(Website and app data records)
|---|

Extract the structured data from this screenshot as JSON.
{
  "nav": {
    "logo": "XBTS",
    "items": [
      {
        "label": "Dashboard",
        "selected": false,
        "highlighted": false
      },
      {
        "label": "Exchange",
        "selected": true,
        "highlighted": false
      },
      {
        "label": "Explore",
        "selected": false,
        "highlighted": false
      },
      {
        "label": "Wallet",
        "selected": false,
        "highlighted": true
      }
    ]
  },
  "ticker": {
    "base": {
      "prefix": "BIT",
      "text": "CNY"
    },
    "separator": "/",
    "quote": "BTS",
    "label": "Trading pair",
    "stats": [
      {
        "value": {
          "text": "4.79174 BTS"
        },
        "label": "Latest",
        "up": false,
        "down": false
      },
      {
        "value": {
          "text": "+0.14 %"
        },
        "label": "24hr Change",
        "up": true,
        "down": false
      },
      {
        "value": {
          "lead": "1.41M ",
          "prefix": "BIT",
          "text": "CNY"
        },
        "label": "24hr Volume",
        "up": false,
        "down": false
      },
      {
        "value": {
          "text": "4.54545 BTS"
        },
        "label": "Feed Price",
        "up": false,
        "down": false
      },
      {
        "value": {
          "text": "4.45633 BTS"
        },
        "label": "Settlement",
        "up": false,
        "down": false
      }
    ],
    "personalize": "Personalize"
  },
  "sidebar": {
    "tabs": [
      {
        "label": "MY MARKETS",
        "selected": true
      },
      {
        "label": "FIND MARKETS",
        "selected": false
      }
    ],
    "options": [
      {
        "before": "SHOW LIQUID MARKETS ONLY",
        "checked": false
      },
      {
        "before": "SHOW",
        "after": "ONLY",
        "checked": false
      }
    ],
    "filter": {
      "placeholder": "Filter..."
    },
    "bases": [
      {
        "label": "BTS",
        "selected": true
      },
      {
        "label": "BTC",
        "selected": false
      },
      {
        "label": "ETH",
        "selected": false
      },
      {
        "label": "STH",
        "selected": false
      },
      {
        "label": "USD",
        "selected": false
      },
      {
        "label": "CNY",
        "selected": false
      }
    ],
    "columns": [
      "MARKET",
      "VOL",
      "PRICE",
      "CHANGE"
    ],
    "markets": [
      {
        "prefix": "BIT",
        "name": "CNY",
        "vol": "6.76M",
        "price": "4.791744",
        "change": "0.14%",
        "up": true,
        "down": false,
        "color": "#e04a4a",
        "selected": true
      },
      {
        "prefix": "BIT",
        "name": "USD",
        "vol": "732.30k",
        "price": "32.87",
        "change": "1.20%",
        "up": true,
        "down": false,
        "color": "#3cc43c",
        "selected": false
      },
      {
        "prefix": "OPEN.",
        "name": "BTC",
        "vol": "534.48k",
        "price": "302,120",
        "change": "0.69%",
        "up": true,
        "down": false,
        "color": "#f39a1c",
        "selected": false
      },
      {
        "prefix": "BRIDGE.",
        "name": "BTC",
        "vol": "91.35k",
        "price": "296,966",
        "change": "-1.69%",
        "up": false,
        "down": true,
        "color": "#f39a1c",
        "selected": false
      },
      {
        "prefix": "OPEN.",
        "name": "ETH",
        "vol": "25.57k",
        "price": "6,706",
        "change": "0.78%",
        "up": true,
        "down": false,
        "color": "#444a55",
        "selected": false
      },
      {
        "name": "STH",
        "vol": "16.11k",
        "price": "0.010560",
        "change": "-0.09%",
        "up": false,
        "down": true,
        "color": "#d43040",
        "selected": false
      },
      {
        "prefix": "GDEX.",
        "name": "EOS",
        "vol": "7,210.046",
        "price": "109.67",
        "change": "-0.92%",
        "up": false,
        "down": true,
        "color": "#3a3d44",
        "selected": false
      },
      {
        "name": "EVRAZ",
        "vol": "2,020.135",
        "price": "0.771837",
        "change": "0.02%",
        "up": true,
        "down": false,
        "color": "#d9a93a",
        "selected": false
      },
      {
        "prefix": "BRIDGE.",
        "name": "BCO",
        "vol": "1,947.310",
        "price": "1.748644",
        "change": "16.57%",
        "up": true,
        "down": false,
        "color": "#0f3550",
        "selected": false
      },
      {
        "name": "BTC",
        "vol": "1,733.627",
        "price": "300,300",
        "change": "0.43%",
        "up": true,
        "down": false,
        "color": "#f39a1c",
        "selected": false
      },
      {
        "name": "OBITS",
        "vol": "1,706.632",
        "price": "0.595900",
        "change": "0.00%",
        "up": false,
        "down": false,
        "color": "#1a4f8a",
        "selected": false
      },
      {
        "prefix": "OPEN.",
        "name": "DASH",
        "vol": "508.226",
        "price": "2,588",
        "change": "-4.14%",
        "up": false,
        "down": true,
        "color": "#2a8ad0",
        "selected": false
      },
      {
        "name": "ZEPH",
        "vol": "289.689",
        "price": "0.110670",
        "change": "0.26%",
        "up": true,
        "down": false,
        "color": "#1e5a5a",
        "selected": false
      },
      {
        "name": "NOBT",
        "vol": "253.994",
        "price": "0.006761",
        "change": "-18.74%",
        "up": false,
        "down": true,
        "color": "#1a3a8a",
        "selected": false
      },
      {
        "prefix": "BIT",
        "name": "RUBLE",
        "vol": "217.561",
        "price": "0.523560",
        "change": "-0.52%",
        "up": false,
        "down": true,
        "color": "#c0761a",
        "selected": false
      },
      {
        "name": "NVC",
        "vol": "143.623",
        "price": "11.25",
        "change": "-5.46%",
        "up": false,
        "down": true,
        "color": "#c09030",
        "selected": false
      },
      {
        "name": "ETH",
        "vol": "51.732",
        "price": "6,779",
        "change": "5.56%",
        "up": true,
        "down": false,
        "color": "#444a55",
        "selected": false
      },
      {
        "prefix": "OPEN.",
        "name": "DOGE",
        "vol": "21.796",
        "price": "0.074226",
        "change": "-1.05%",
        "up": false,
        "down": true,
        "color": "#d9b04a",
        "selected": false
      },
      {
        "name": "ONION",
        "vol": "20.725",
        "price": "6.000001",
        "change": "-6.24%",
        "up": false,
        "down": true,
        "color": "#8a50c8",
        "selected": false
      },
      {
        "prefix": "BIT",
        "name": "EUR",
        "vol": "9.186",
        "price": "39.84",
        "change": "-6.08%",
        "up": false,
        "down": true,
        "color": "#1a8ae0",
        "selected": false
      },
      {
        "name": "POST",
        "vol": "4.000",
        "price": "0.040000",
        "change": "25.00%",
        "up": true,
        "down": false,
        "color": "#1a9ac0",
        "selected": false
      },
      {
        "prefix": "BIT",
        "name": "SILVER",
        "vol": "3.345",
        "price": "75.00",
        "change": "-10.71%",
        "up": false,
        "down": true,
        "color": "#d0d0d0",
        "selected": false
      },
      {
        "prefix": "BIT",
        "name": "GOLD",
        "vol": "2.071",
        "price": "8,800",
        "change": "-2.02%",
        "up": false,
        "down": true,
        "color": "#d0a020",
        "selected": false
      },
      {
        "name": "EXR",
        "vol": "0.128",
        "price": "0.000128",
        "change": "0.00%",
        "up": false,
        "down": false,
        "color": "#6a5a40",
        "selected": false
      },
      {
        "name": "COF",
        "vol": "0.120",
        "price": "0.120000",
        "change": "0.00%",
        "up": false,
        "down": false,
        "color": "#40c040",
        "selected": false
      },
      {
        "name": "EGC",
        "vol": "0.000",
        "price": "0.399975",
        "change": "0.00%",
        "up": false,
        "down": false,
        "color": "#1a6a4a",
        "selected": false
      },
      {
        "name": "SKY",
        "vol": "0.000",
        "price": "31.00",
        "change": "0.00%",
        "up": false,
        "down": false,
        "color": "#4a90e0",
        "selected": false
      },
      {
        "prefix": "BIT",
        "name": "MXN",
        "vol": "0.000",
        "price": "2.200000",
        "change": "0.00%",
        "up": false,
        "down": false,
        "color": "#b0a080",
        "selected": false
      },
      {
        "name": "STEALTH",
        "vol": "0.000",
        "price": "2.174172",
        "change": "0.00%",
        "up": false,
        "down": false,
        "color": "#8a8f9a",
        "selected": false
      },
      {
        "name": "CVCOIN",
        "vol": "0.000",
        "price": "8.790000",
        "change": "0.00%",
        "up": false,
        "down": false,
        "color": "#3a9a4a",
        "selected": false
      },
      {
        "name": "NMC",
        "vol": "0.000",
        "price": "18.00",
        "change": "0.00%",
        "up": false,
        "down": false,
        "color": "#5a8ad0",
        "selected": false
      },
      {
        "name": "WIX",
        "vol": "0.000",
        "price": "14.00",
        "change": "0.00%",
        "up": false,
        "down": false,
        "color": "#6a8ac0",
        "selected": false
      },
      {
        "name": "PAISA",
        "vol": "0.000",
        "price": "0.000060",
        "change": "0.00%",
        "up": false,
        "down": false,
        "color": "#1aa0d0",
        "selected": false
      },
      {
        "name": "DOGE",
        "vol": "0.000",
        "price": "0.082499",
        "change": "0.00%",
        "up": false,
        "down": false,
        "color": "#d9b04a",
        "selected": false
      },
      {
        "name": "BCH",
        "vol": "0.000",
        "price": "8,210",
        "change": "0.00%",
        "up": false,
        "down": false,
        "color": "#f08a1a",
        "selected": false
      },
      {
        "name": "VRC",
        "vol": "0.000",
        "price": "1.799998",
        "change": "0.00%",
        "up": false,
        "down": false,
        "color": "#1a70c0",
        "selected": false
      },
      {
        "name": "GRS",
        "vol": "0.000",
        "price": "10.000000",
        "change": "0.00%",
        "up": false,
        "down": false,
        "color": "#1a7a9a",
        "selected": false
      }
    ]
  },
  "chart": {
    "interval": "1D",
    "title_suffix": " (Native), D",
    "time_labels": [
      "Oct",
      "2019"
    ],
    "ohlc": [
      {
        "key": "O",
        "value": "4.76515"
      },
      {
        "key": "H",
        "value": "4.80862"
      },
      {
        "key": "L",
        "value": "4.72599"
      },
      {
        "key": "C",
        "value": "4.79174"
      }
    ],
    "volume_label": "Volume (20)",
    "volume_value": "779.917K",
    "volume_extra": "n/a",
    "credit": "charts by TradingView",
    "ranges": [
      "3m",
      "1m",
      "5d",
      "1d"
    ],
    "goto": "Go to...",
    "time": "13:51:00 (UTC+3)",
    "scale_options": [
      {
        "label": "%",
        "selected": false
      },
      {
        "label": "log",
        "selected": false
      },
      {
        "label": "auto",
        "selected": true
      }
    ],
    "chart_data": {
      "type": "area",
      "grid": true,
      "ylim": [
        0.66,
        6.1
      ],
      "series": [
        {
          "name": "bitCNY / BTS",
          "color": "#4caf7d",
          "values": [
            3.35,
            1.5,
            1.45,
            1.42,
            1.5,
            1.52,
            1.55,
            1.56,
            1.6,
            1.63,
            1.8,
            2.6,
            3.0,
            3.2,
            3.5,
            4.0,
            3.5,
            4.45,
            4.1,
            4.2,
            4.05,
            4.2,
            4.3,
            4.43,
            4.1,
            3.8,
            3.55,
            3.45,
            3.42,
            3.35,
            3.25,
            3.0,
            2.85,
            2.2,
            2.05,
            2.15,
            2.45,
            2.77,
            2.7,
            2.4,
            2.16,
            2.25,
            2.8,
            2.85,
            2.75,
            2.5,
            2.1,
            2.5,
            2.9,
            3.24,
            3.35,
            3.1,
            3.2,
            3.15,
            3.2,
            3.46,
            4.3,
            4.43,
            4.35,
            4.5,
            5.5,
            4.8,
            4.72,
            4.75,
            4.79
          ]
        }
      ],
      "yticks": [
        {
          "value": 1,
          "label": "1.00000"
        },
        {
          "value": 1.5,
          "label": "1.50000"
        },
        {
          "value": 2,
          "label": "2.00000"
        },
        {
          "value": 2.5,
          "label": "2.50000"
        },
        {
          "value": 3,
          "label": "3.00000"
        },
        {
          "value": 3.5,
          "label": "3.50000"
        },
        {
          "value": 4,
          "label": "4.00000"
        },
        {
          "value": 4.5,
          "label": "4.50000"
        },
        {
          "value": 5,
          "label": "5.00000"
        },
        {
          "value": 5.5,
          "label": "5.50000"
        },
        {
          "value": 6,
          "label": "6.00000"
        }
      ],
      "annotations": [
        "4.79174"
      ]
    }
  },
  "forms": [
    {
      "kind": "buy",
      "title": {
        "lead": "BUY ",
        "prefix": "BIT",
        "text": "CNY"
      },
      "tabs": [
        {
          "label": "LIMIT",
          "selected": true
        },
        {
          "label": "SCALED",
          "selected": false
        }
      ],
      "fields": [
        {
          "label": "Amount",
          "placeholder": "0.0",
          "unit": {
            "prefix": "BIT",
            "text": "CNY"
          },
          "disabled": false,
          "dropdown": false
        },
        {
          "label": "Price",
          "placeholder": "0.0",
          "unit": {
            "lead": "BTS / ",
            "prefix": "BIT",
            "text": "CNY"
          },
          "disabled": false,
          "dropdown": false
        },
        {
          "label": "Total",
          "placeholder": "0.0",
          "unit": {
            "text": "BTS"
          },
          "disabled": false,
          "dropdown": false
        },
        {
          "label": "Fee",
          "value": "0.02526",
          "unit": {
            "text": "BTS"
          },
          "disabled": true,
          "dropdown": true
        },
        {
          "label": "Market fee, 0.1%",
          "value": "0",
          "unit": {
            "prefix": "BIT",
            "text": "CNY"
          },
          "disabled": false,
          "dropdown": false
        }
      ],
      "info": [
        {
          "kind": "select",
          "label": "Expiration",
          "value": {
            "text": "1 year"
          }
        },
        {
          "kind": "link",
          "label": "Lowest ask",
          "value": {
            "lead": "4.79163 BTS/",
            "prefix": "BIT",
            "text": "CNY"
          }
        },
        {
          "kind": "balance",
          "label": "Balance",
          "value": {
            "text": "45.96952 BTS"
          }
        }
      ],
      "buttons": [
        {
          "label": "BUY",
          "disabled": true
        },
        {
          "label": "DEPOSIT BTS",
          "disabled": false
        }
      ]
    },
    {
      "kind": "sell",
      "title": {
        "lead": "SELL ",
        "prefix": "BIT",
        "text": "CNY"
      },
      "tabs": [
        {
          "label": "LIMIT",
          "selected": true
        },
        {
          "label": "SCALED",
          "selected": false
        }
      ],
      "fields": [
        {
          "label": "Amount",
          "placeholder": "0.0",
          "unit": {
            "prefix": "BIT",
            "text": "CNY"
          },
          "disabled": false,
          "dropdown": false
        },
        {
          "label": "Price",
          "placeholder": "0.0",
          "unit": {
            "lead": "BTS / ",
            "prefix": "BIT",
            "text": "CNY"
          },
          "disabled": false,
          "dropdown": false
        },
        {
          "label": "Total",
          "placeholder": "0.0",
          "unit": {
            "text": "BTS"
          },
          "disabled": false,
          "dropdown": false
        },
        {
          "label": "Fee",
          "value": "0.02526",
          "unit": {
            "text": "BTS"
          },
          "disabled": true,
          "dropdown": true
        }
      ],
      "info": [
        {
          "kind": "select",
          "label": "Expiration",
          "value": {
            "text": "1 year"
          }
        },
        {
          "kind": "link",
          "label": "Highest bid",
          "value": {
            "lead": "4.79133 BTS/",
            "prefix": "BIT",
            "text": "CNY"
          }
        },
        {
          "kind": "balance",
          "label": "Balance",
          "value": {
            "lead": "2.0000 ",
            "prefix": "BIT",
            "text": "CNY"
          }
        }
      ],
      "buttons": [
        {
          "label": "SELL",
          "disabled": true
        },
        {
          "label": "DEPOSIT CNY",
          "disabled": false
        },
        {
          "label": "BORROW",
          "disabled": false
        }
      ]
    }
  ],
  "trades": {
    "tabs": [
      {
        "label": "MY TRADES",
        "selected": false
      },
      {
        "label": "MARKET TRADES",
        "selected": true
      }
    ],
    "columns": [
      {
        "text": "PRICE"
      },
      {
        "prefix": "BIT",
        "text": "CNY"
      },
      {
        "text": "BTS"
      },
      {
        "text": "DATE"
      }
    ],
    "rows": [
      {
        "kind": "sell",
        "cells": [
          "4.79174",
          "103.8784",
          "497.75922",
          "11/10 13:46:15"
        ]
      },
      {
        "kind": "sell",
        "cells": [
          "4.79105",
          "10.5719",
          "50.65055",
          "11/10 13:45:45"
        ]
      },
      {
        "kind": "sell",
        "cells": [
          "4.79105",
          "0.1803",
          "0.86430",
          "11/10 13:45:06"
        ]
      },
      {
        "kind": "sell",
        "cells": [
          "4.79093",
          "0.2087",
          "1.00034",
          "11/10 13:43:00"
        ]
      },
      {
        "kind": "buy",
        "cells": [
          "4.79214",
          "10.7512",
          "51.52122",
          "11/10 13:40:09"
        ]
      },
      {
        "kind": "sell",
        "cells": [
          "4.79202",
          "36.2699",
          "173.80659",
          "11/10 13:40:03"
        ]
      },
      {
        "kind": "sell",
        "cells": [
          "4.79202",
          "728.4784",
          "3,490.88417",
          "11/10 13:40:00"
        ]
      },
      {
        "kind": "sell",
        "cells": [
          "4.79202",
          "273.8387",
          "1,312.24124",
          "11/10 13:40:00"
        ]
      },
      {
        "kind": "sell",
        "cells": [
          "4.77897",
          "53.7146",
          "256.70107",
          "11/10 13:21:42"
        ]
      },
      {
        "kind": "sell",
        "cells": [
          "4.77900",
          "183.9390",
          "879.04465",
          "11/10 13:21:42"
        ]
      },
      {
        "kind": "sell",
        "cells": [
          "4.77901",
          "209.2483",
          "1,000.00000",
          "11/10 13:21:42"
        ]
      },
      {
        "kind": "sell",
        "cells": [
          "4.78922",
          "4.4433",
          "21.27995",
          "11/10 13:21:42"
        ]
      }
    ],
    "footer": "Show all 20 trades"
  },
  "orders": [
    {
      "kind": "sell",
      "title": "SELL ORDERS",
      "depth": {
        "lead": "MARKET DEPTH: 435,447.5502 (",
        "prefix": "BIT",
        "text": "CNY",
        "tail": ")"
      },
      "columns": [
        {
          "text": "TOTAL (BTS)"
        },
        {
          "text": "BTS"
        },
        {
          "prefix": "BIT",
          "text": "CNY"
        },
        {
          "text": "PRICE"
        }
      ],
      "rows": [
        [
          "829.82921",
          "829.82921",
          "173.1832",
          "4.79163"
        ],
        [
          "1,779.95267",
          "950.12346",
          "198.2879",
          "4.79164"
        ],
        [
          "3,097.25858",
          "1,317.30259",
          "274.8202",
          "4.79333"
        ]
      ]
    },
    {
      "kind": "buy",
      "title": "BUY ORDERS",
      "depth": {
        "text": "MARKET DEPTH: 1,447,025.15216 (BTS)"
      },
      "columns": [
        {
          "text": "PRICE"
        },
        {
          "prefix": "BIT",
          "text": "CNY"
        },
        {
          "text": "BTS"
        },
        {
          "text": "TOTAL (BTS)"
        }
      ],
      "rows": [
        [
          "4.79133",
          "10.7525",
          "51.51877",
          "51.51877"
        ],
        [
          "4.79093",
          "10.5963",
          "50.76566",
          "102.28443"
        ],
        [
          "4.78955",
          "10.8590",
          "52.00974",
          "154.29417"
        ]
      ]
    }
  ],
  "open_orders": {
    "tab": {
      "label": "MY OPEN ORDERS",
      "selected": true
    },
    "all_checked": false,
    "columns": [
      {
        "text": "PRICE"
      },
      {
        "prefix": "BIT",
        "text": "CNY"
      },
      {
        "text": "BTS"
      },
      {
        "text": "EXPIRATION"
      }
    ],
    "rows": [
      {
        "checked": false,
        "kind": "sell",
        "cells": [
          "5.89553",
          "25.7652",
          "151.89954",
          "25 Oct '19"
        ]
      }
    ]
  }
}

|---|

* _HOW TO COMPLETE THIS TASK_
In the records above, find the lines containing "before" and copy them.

* _TASK OUTPUT_
        "before": "SHOW LIQUID MARKETS ONLY",
        "before": "SHOW",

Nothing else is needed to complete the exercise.